-At HotAir, a video of New York Times columnist David Brooks defending federal funding of NPR by saying that it helps immigrants assimilate, or something. From the comments: "Here in Southern California, the illegal immigrants won’t stop talking about what they heard on this week’s World of Opera."

Wednesday, March 9, 2011

LQ&C 3/9/11

-In a piece about the Wisconsin budget mess at Reason, Shikha Dalmia makes a broader point about government maternalism like big pensions and Social Security:
But Wisconsin demonstrates that people who put their economic fate in the government’s hands don’t get safety; they get screwed. They simply trade the cruel vagaries of the market for the cruel vagaries of politics whose risks they have even less control over. Why? Because the government does not play by the same rules that apply to mere mortals in the private sector.
-Florida Governor Rick Scott tweeted a line from his State of the State address on Tuesday:
“The first step to better times is acknowledging that Government cannot afford what some have come to expect.”
Reducing government will take more than tackling "waste" and shielding popular programs. It will take honest assessments from elected officials and an adult citizenry.

-Eugene Volokh weighs in on a bill in the Florida Senate that would make photographing a farm a felony (sponsored by the Senator who represents yours truly). Tom Jackson of the Tampa Tribune mulls the political use of sting videos.

-Michael Smerconish says that legalizing prostitution squares with Conservatism:
Instead of ostracizing Nevada, more states should follow its lead and stop legislating morality. The government has no business determining consensual sex among adults; it does, however, have economic and public-safety interests in taxing and regulating such conduct.
I mostly agree, although I don't like the whole "If it's legal we can tax it!" meme that also is rampant in the marijuana debate. Consumers of vice are no more responsible for funding our government than the rest of us.

Saturday, February 12, 2011

My New Blog

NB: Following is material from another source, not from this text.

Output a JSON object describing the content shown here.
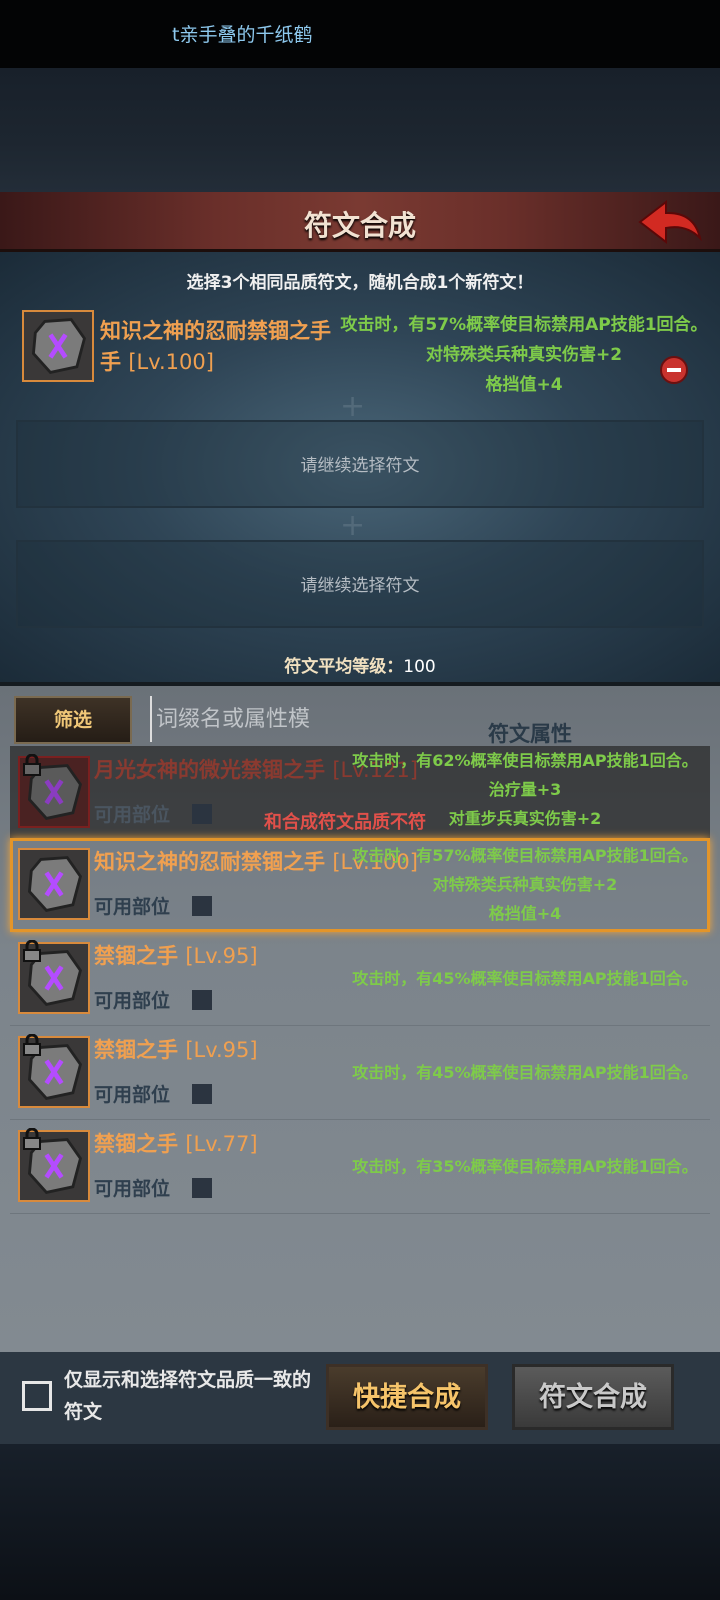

Those who know me know that writing is something I like to do, especially when it comes to politics. Some may remember my blog, Zoominac, that I used to have with my own domain name. In the end, the blog was more of an occasional log of essays rather than an oft-updated website that is capable of obtaining wide readership. That's all well and good, but not something I was really interested in paying a $10 a month hosting fee for.

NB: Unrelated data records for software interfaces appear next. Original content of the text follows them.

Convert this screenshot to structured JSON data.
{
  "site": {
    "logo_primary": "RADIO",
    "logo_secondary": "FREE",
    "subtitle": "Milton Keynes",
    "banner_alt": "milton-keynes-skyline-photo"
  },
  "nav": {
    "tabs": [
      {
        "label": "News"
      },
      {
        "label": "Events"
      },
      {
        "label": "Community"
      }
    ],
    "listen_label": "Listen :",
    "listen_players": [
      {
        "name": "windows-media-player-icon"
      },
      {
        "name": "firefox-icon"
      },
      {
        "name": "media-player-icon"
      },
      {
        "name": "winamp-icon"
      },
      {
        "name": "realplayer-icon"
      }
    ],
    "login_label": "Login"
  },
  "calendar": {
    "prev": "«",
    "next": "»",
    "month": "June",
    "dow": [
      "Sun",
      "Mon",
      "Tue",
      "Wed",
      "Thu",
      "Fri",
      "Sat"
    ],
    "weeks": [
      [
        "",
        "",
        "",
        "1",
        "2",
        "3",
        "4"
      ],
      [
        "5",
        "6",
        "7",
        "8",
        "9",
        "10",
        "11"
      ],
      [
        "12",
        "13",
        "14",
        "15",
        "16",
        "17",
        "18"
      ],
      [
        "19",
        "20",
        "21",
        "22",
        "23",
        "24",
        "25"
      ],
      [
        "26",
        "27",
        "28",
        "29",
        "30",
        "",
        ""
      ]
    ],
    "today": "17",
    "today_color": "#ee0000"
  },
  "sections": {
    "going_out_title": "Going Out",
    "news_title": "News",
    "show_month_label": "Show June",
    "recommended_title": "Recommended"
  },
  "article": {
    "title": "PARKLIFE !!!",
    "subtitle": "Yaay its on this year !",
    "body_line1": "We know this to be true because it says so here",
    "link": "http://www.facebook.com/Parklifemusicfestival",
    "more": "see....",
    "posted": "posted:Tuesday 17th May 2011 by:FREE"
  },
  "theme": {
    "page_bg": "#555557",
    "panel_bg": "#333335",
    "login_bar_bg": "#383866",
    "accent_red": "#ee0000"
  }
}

I've used the Note feature on Facebook to do a lot of my writing, and it generated some of the results I wished for but never had at my old blog - comment and debate. I'm thankful for the platform and will continue to use it. However, I've wanted once again to have a place where the outside world could access my writing, as well as have a "home base" where I could link to and list other stuff, such as my letters-to-the-editor (I'm up to 10 since 2008).

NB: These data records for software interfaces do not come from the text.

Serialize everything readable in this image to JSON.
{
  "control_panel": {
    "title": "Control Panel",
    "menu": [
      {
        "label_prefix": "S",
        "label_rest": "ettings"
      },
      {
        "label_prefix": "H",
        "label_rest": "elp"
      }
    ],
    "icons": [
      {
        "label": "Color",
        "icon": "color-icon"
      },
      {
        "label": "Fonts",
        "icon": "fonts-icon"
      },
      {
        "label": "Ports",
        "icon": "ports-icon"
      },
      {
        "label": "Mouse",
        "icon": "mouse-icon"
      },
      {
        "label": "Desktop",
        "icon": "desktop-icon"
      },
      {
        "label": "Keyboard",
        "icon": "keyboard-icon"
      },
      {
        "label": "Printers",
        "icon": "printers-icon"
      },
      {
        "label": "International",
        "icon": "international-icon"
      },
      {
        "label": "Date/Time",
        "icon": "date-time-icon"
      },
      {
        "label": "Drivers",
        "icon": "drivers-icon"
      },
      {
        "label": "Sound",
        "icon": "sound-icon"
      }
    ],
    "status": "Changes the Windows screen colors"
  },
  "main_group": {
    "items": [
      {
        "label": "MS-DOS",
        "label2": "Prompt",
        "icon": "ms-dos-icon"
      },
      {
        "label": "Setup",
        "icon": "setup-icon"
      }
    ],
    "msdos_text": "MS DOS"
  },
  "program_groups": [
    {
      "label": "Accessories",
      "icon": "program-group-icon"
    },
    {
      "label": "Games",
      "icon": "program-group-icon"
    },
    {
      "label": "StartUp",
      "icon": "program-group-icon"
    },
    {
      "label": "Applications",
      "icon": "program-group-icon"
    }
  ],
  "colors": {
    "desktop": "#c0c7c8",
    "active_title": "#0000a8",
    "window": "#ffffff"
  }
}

So, I've decided to put together a new blog, this time hosted by Blogger without a monthly fee.

I want to write posts I'll call LQ&C, which stands for Link, Quote and Comment. I'll post some links to interesting articles and things I find on the internet, as well as occasionally including a quote or a short comment from me. One of the qualities of my favorite blogs is that they serve as a router to other interesting content, and I find myself going back to these blogs because I know they'll find some of the best articles on the internet. I hope that my blog can do a little of that, too.

I'll cover my usual junk - politics, economics, and news from a libertarianish Republican perspective, with sports and miscellany from time to time.

The blog will be a hobby and treated with all the seriousness of that pet hamster you had in fourth grade - you know, the one you fed at least once a month. I work and go to school full time, as well as have a life, which doesn't leave a whole lot of time for blogging. I can't stick to any type of posting schedule, but I'd like to put up something at least once a week.

So drop by sometime, check it out, and leave a comment if you're so inclined. But do me a favor and take your shoes off when you come in.